'''

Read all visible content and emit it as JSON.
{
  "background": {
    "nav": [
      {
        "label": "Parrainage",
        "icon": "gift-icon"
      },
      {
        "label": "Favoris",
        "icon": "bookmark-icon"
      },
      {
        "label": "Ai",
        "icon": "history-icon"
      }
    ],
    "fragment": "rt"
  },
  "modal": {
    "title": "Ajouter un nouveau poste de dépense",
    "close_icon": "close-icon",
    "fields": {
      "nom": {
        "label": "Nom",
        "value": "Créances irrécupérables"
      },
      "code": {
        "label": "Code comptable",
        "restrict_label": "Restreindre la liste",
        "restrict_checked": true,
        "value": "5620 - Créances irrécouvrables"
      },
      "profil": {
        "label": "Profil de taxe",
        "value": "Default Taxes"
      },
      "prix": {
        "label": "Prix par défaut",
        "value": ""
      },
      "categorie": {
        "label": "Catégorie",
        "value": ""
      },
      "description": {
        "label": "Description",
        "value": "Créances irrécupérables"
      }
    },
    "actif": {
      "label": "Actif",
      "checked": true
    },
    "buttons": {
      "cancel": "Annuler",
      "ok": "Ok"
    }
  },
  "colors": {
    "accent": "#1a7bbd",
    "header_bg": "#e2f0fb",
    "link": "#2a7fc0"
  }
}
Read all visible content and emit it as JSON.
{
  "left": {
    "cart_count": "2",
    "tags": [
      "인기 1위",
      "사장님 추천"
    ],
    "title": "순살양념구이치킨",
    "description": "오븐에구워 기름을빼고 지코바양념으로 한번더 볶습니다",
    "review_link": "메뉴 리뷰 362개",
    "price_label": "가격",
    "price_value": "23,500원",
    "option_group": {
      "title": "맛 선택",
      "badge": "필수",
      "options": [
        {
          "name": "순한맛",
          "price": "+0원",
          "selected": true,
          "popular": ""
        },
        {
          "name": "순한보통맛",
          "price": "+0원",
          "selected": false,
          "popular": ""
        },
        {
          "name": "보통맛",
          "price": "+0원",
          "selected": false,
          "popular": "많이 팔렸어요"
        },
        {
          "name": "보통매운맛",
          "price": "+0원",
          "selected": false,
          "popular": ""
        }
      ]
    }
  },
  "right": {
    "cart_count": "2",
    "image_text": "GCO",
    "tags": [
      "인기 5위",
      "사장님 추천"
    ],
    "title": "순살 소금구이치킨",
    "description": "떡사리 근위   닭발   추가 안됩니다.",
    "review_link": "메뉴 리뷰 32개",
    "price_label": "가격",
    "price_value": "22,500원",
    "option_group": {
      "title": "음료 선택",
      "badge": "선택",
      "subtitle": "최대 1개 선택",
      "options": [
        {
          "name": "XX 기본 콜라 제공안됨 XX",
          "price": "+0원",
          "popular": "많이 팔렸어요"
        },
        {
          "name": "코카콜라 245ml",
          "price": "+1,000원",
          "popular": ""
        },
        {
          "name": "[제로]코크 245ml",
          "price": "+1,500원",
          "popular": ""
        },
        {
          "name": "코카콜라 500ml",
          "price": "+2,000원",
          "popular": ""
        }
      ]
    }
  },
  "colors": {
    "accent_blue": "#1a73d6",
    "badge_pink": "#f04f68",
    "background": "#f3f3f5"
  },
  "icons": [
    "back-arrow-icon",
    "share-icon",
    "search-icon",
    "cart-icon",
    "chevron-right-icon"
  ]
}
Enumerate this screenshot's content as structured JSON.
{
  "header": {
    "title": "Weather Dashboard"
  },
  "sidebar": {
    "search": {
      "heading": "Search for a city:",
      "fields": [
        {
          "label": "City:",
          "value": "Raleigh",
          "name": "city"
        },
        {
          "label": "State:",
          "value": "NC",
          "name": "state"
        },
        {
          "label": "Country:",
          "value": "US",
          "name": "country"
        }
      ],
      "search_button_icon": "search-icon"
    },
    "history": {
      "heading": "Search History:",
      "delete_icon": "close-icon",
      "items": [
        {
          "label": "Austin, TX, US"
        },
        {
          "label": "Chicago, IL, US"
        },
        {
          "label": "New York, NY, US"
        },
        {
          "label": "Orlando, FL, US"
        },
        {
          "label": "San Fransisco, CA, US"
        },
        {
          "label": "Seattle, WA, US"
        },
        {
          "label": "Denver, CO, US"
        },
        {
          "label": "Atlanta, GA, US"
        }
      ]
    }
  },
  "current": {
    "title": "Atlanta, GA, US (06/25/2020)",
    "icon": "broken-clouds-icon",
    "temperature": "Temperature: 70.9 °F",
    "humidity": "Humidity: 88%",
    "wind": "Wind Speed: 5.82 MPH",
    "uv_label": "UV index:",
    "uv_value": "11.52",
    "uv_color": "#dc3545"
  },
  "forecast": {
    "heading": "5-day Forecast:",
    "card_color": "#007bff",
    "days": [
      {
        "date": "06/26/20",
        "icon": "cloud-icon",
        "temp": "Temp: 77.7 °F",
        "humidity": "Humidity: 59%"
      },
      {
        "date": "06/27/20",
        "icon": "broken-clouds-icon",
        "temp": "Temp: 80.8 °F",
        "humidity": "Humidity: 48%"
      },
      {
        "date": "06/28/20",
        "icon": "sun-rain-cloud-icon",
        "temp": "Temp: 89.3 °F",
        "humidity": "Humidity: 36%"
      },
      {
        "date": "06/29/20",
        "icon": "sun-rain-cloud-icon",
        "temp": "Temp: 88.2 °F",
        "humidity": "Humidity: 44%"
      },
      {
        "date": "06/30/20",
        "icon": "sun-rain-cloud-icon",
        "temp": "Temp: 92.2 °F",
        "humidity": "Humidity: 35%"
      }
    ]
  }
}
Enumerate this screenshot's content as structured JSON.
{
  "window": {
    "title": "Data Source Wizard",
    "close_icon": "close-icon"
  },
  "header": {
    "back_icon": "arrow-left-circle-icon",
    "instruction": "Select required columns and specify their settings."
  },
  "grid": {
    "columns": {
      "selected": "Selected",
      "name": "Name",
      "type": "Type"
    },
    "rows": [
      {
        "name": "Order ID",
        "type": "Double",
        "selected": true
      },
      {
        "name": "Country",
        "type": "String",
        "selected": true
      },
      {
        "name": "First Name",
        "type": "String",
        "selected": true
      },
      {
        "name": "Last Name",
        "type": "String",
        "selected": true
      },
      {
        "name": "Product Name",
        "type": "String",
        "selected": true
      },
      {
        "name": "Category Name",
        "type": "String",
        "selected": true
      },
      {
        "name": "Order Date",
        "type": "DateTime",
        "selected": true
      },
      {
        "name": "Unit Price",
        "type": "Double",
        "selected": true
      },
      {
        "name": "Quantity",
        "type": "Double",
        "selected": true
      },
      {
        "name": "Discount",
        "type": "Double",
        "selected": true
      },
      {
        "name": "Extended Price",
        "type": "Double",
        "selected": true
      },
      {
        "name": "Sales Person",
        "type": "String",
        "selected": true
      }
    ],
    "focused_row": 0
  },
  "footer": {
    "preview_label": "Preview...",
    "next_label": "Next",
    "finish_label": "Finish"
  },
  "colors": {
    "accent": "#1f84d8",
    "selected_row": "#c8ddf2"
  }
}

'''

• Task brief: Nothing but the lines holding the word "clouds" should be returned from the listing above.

• Exercise result:
    "icon": "broken-clouds-icon",
        "icon": "broken-clouds-icon",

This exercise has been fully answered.